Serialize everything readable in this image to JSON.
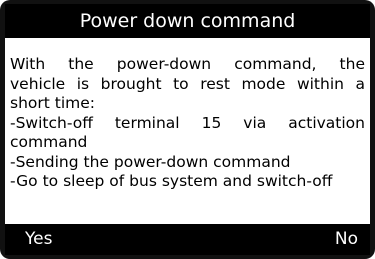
{
  "dialog": {
    "title": "Power down command",
    "lines": [
      "With the power-down command, the",
      "vehicle is brought to rest mode within a",
      "short time:",
      "-Switch-off terminal 15 via activation",
      "command",
      "-Sending the power-down command",
      "-Go to sleep of bus system and switch-off"
    ]
  },
  "buttons": {
    "yes_label": "Yes",
    "no_label": "No"
  },
  "colors": {
    "bezel": "#111111",
    "screen_background": "#ffffff",
    "bar_background": "#000000",
    "bar_text": "#ffffff",
    "body_text": "#000000"
  }
}
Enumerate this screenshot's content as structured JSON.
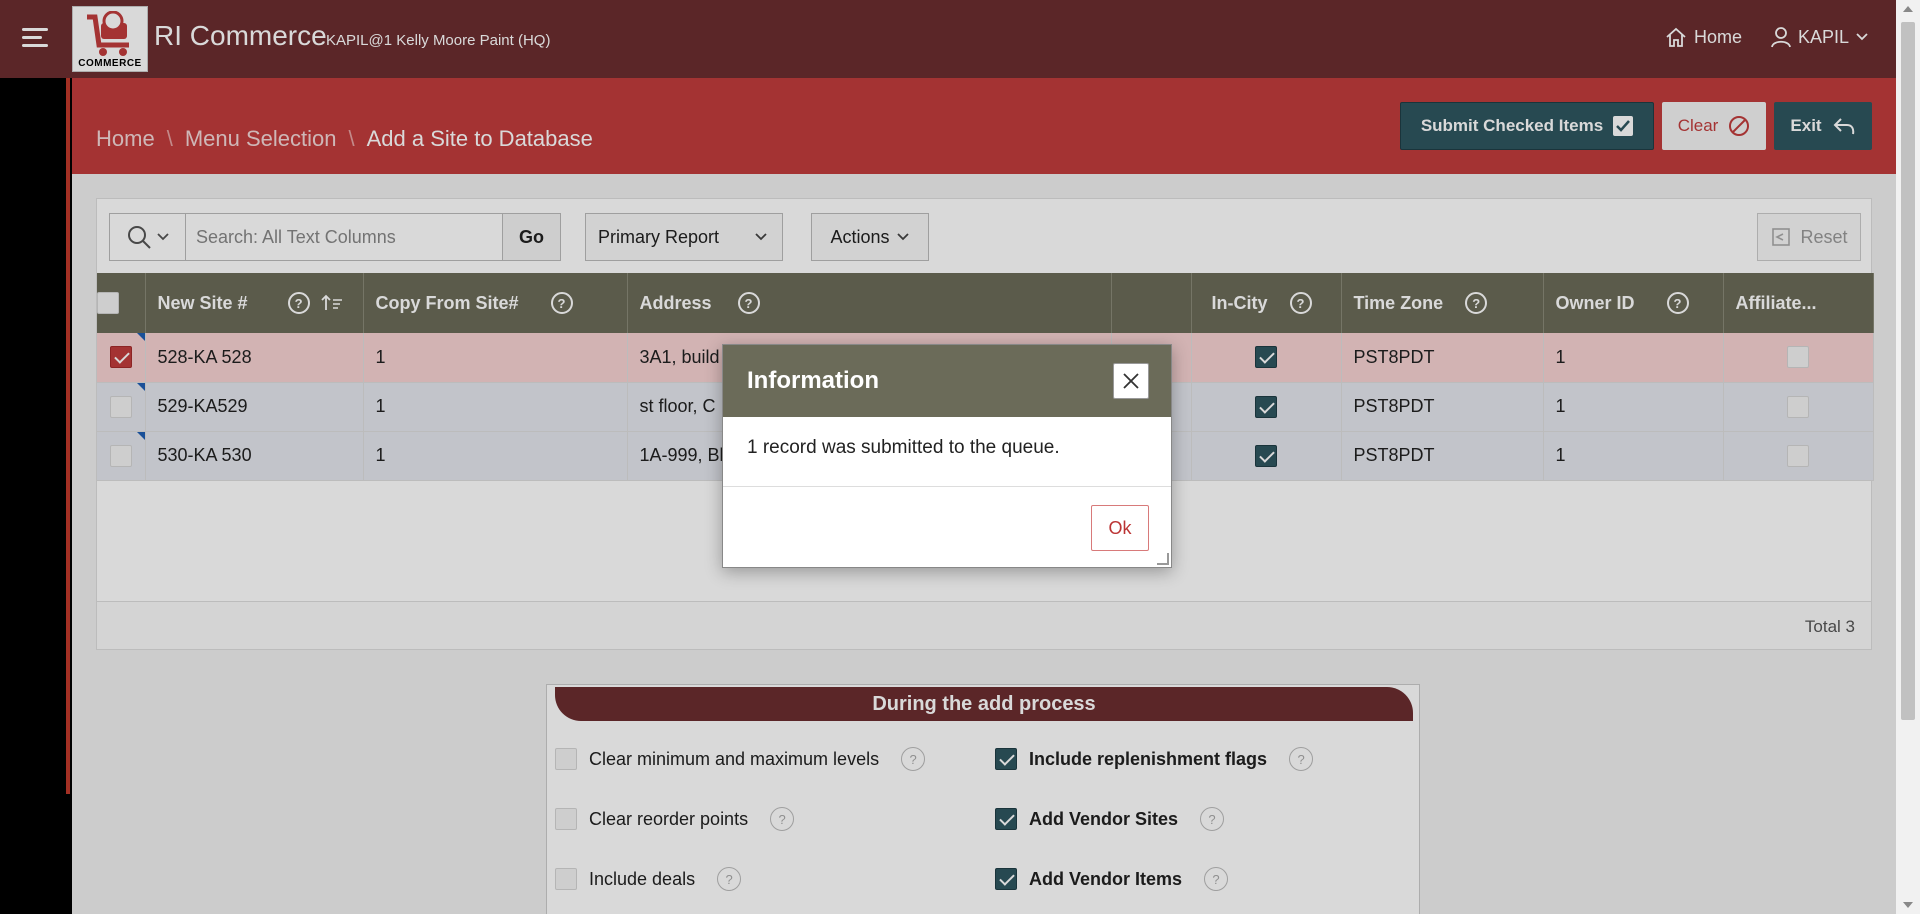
{
  "header": {
    "app_title": "RI Commerce",
    "app_subtitle": "KAPIL@1 Kelly Moore Paint (HQ)",
    "logo_text": "COMMERCE",
    "nav_home": "Home",
    "user": "KAPIL"
  },
  "breadcrumb": {
    "items": [
      "Home",
      "Menu Selection"
    ],
    "current": "Add a Site to Database",
    "separator": "\\"
  },
  "buttons": {
    "submit": "Submit Checked Items",
    "clear": "Clear",
    "exit": "Exit"
  },
  "toolbar": {
    "search_placeholder": "Search: All Text Columns",
    "go": "Go",
    "report": "Primary Report",
    "actions": "Actions",
    "reset": "Reset"
  },
  "table": {
    "columns": [
      "New Site #",
      "Copy From Site#",
      "Address",
      "",
      "In-City",
      "Time Zone",
      "Owner ID",
      "Affiliate..."
    ],
    "rows": [
      {
        "selected": true,
        "site": "528-KA 528",
        "copy_from": "1",
        "address": "3A1, build",
        "in_city": true,
        "tz": "PST8PDT",
        "owner": "1",
        "affiliate": false
      },
      {
        "selected": false,
        "site": "529-KA529",
        "copy_from": "1",
        "address": "st floor, C",
        "in_city": true,
        "tz": "PST8PDT",
        "owner": "1",
        "affiliate": false
      },
      {
        "selected": false,
        "site": "530-KA 530",
        "copy_from": "1",
        "address": "1A-999, Bl",
        "in_city": true,
        "tz": "PST8PDT",
        "owner": "1",
        "affiliate": false
      }
    ],
    "total": "Total 3"
  },
  "options": {
    "title": "During the add process",
    "left": [
      {
        "label": "Clear minimum and maximum levels",
        "checked": false
      },
      {
        "label": "Clear reorder points",
        "checked": false
      },
      {
        "label": "Include deals",
        "checked": false
      }
    ],
    "right": [
      {
        "label": "Include replenishment flags",
        "checked": true
      },
      {
        "label": "Add Vendor Sites",
        "checked": true
      },
      {
        "label": "Add Vendor Items",
        "checked": true
      }
    ]
  },
  "dialog": {
    "title": "Information",
    "message": "1 record was submitted to the queue.",
    "ok": "Ok"
  },
  "colors": {
    "header": "#6b2d2f",
    "hero": "#c13d3d",
    "teal": "#2e5660",
    "grid_header": "#6b6b59"
  }
}
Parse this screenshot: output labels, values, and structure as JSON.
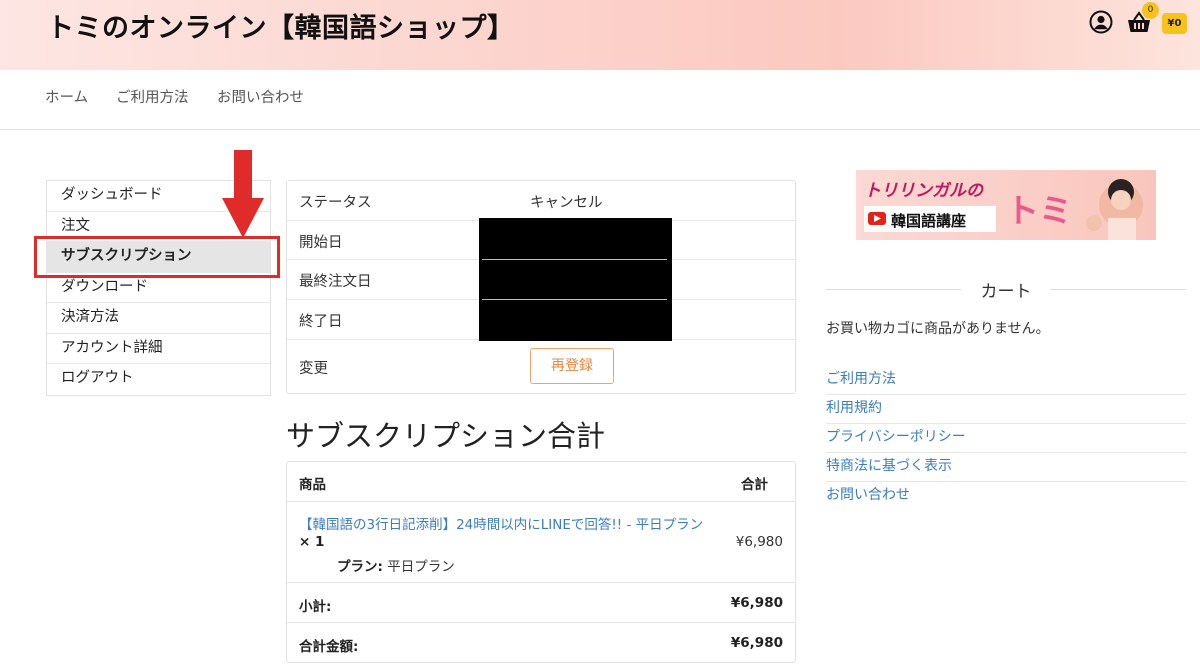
{
  "header": {
    "site_title": "トミのオンライン【韓国語ショップ】",
    "cart_count": "0",
    "cart_total": "¥0"
  },
  "nav": {
    "items": [
      "ホーム",
      "ご利用方法",
      "お問い合わせ"
    ]
  },
  "account_nav": {
    "items": [
      "ダッシュボード",
      "注文",
      "サブスクリプション",
      "ダウンロード",
      "決済方法",
      "アカウント詳細",
      "ログアウト"
    ],
    "active": "サブスクリプション"
  },
  "subscription": {
    "rows": [
      {
        "label": "ステータス",
        "value": "キャンセル"
      },
      {
        "label": "開始日",
        "value": ""
      },
      {
        "label": "最終注文日",
        "value": ""
      },
      {
        "label": "終了日",
        "value": ""
      },
      {
        "label": "変更",
        "value": ""
      }
    ],
    "renew_button": "再登録"
  },
  "totals": {
    "title": "サブスクリプション合計",
    "col_product": "商品",
    "col_total": "合計",
    "product_name": "【韓国語の3行日記添削】24時間以内にLINEで回答!! - 平日プラン",
    "quantity": "× 1",
    "plan_label": "プラン:",
    "plan_value": "平日プラン",
    "line_total": "¥6,980",
    "subtotal_label": "小計:",
    "subtotal_value": "¥6,980",
    "grand_label": "合計金額:",
    "grand_value": "¥6,980"
  },
  "sidebar": {
    "banner_title": "トリリンガルの",
    "banner_sub": "韓国語講座",
    "banner_name": "トミ",
    "cart_heading": "カート",
    "cart_empty": "お買い物カゴに商品がありません。",
    "links": [
      "ご利用方法",
      "利用規約",
      "プライバシーポリシー",
      "特商法に基づく表示",
      "お問い合わせ"
    ]
  },
  "colors": {
    "accent_orange": "#e9853f",
    "link_blue": "#3a7dc1",
    "highlight_red": "#e02b2b",
    "badge_yellow": "#f7c21e"
  }
}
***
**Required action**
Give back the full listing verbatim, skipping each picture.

**Result**
Serialize everything readable in this image to JSON.
{
  "dialog": {
    "title": "Power down command",
    "lines": [
      "With the power-down command, the",
      "vehicle is brought to rest mode within a",
      "short time:",
      "-Switch-off terminal 15 via activation",
      "command",
      "-Sending the power-down command",
      "-Go to sleep of bus system and switch-off"
    ]
  },
  "buttons": {
    "yes_label": "Yes",
    "no_label": "No"
  },
  "colors": {
    "bezel": "#111111",
    "screen_background": "#ffffff",
    "bar_background": "#000000",
    "bar_text": "#ffffff",
    "body_text": "#000000"
  }
}
Enumerate this screenshot's content as structured JSON.
{
  "header": {
    "app_title": "RI Commerce",
    "app_subtitle": "KAPIL@1 Kelly Moore Paint (HQ)",
    "logo_text": "COMMERCE",
    "nav_home": "Home",
    "user": "KAPIL"
  },
  "breadcrumb": {
    "items": [
      "Home",
      "Menu Selection"
    ],
    "current": "Add a Site to Database",
    "separator": "\\"
  },
  "buttons": {
    "submit": "Submit Checked Items",
    "clear": "Clear",
    "exit": "Exit"
  },
  "toolbar": {
    "search_placeholder": "Search: All Text Columns",
    "go": "Go",
    "report": "Primary Report",
    "actions": "Actions",
    "reset": "Reset"
  },
  "table": {
    "columns": [
      "New Site #",
      "Copy From Site#",
      "Address",
      "",
      "In-City",
      "Time Zone",
      "Owner ID",
      "Affiliate..."
    ],
    "rows": [
      {
        "selected": true,
        "site": "528-KA 528",
        "copy_from": "1",
        "address": "3A1, build",
        "in_city": true,
        "tz": "PST8PDT",
        "owner": "1",
        "affiliate": false
      },
      {
        "selected": false,
        "site": "529-KA529",
        "copy_from": "1",
        "address": "st floor, C",
        "in_city": true,
        "tz": "PST8PDT",
        "owner": "1",
        "affiliate": false
      },
      {
        "selected": false,
        "site": "530-KA 530",
        "copy_from": "1",
        "address": "1A-999, Bl",
        "in_city": true,
        "tz": "PST8PDT",
        "owner": "1",
        "affiliate": false
      }
    ],
    "total": "Total 3"
  },
  "options": {
    "title": "During the add process",
    "left": [
      {
        "label": "Clear minimum and maximum levels",
        "checked": false
      },
      {
        "label": "Clear reorder points",
        "checked": false
      },
      {
        "label": "Include deals",
        "checked": false
      }
    ],
    "right": [
      {
        "label": "Include replenishment flags",
        "checked": true
      },
      {
        "label": "Add Vendor Sites",
        "checked": true
      },
      {
        "label": "Add Vendor Items",
        "checked": true
      }
    ]
  },
  "dialog": {
    "title": "Information",
    "message": "1 record was submitted to the queue.",
    "ok": "Ok"
  },
  "colors": {
    "header": "#6b2d2f",
    "hero": "#c13d3d",
    "teal": "#2e5660",
    "grid_header": "#6b6b59"
  }
}
Parse this screenshot: output labels, values, and structure as JSON.
{
  "header": {
    "site_title": "トミのオンライン【韓国語ショップ】",
    "cart_count": "0",
    "cart_total": "¥0"
  },
  "nav": {
    "items": [
      "ホーム",
      "ご利用方法",
      "お問い合わせ"
    ]
  },
  "account_nav": {
    "items": [
      "ダッシュボード",
      "注文",
      "サブスクリプション",
      "ダウンロード",
      "決済方法",
      "アカウント詳細",
      "ログアウト"
    ],
    "active": "サブスクリプション"
  },
  "subscription": {
    "rows": [
      {
        "label": "ステータス",
        "value": "キャンセル"
      },
      {
        "label": "開始日",
        "value": ""
      },
      {
        "label": "最終注文日",
        "value": ""
      },
      {
        "label": "終了日",
        "value": ""
      },
      {
        "label": "変更",
        "value": ""
      }
    ],
    "renew_button": "再登録"
  },
  "totals": {
    "title": "サブスクリプション合計",
    "col_product": "商品",
    "col_total": "合計",
    "product_name": "【韓国語の3行日記添削】24時間以内にLINEで回答!! - 平日プラン",
    "quantity": "× 1",
    "plan_label": "プラン:",
    "plan_value": "平日プラン",
    "line_total": "¥6,980",
    "subtotal_label": "小計:",
    "subtotal_value": "¥6,980",
    "grand_label": "合計金額:",
    "grand_value": "¥6,980"
  },
  "sidebar": {
    "banner_title": "トリリンガルの",
    "banner_sub": "韓国語講座",
    "banner_name": "トミ",
    "cart_heading": "カート",
    "cart_empty": "お買い物カゴに商品がありません。",
    "links": [
      "ご利用方法",
      "利用規約",
      "プライバシーポリシー",
      "特商法に基づく表示",
      "お問い合わせ"
    ]
  },
  "colors": {
    "accent_orange": "#e9853f",
    "link_blue": "#3a7dc1",
    "highlight_red": "#e02b2b",
    "badge_yellow": "#f7c21e"
  }
}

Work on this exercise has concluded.